Why goodgraphics.js exists

On mixing my own paint

goodgraphics.js is a library for scripting SVGs. It’s the main tool that I use to create all of my art and its opensource so anyone can use it and contribute to it. I’ve gotten asked why I created this a few times so here we go:

Short Answer

I wanted something that I could develop along side my artistic practice. It feels like I’m mixing my own paints. As I grow and start to develop my practice, the tool also grows in capabilities.
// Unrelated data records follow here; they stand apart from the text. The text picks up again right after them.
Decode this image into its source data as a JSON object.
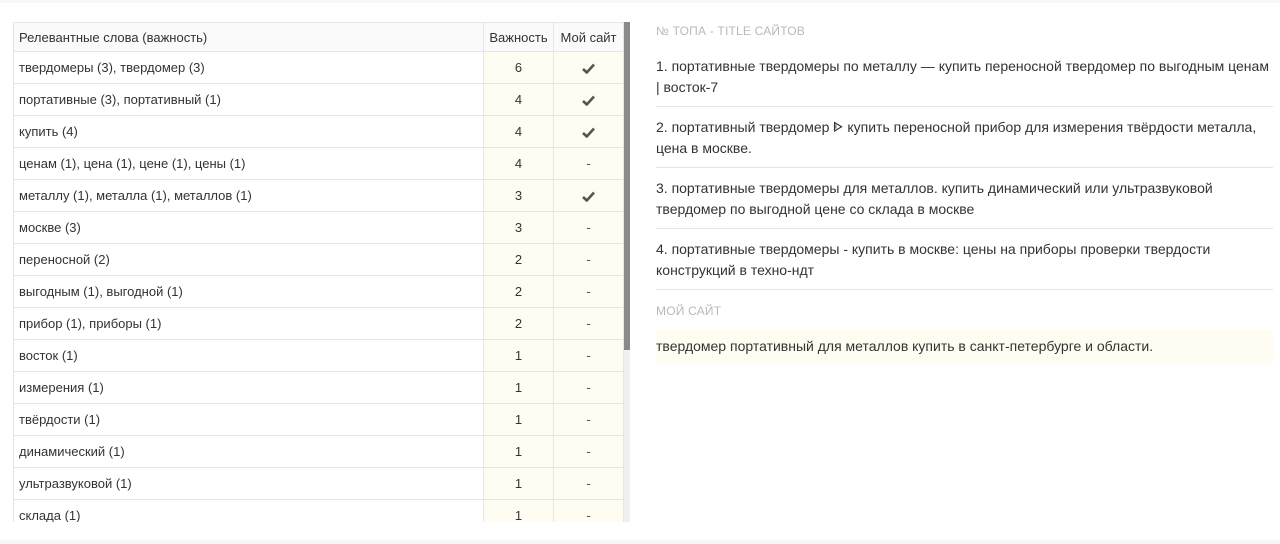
{
  "table": {
    "header_keyword": "Релевантные слова (важность)",
    "header_importance": "Важность",
    "header_mysite": "Мой сайт",
    "rows": [
      {
        "keyword": "твердомеры (3), твердомер (3)",
        "importance": "6",
        "mine": "check-icon"
      },
      {
        "keyword": "портативные (3), портативный (1)",
        "importance": "4",
        "mine": "check-icon"
      },
      {
        "keyword": "купить (4)",
        "importance": "4",
        "mine": "check-icon"
      },
      {
        "keyword": "ценам (1), цена (1), цене (1), цены (1)",
        "importance": "4",
        "mine": "-"
      },
      {
        "keyword": "металлу (1), металла (1), металлов (1)",
        "importance": "3",
        "mine": "check-icon"
      },
      {
        "keyword": "москве (3)",
        "importance": "3",
        "mine": "-"
      },
      {
        "keyword": "переносной (2)",
        "importance": "2",
        "mine": "-"
      },
      {
        "keyword": "выгодным (1), выгодной (1)",
        "importance": "2",
        "mine": "-"
      },
      {
        "keyword": "прибор (1), приборы (1)",
        "importance": "2",
        "mine": "-"
      },
      {
        "keyword": "восток (1)",
        "importance": "1",
        "mine": "-"
      },
      {
        "keyword": "измерения (1)",
        "importance": "1",
        "mine": "-"
      },
      {
        "keyword": "твёрдости (1)",
        "importance": "1",
        "mine": "-"
      },
      {
        "keyword": "динамический (1)",
        "importance": "1",
        "mine": "-"
      },
      {
        "keyword": "ультразвуковой (1)",
        "importance": "1",
        "mine": "-"
      },
      {
        "keyword": "склада (1)",
        "importance": "1",
        "mine": "-"
      }
    ]
  },
  "right": {
    "top_titles_heading": "№ ТОПА - TITLE САЙТОВ",
    "titles": [
      "1. портативные твердомеры по металлу — купить переносной твердомер по выгодным ценам | восток-7",
      "2. портативный твердомер ᐈ купить переносной прибор для измерения твёрдости металла, цена в москве.",
      "3. портативные твердомеры для металлов. купить динамический или ультразвуковой твердомер по выгодной цене со склада в москве",
      "4. портативные твердомеры - купить в москве: цены на приборы проверки твердости конструкций в техно-ндт"
    ],
    "my_site_heading": "МОЙ САЙТ",
    "my_site_title": "твердомер портативный для металлов купить в санкт-петербурге и области."
  },
  "colors": {
    "highlight": "#fffdf1",
    "border": "#e6e6e6",
    "muted": "#b9b9b9"
  }
}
In the words of Marshall McLuhan:

We Shape Our Tools, and Thereafter Our Tools Shape Us

Long Answer

In Computers Making Pictures, Tobias Revell observes the following:

the standardization of software through defaults, presets and templates limits our ability to image new things with them and that those who develop and commercialize a mass of these tools are granted a defacto control over realism as presented

(This occurs around the 29th minute mark and the entire lecture is well worth watching if you want to consider how the decisions of a few might shape our ability to think about reality.)

This is relevant because when you look at the landscape of creative coding tools there is an abundance of popular tools such as: p5.js, d3.js and three.js. (Note: Only looking at the JavaScript space) All of these are amazing and have capabilities that goodgraphics.js might never have. But they all also have the same problem: I don’t own them.

Not owning a tool means building based on someone else’s abstractions and logic. In the lecture above, this idea is discussed through the lens of Computer Animation and how the foundation laid by white male researchers has ramifications in the movies and art we enjoy. For example, the lack of research into how to properly render hair that isn’t wavy and non-textured aka black hair. (Aside: here’s a video of how a game solved this: How Insomniac Games created Miles Morales’ dope fade). Now, my art isn’t tackling social questions at that level but the same sentiment applies. I want to define and own my logic and make my own decisions instead of relying on how someone else sees the world.

By building this tool I am able to have full domain over what it can and can’t do. I am able to free myself from pre-defined use-cases and assumptions and imagine greenfield integrations and ways of working. As I grow in my artistic practice, the tool also grows in capabilities and in turn shapes my artistic practice. In the words of Marshall McLuhan:

We Shape Our Tools, and Thereafter Our Tools Shape Us

Ownership frees me from having to worry about upgrading a software package and half of my artwork no longer working. Ownership means that I am not tied to only working with Web Browsers, like most of these tools assume, and can transform my Graphics into Posters, PNGs, Books, Zines, GIFs, etc.

Ownership allows me to create new software experiences around my art without having to force a tool to do a job it wasn’t created for. Features like click to tweet or the Generative home page of goodgraphics.xyz wouldn’t be possible and I know in the future I’ll daydream even more uses for this tool.

I mean at the end of the day, it feels nice to have a little space in the computational world that is mine to own and do want I want with. I’m sure that in the future, if others start to use the tool, it will start to become ours. But, for now, it’s mine. And that’s enough.


Romello Goodman, Master of Arts lol

Here’s a list of programs I’m looking at:

Honestly, I just want to practice and learn about Graphic Design full time. And outside of making it my full time job, going back to school is the only avenue for that. But either way I said it so now it’s out of my head.

A couple of good tweets


P.S. - Have a good day!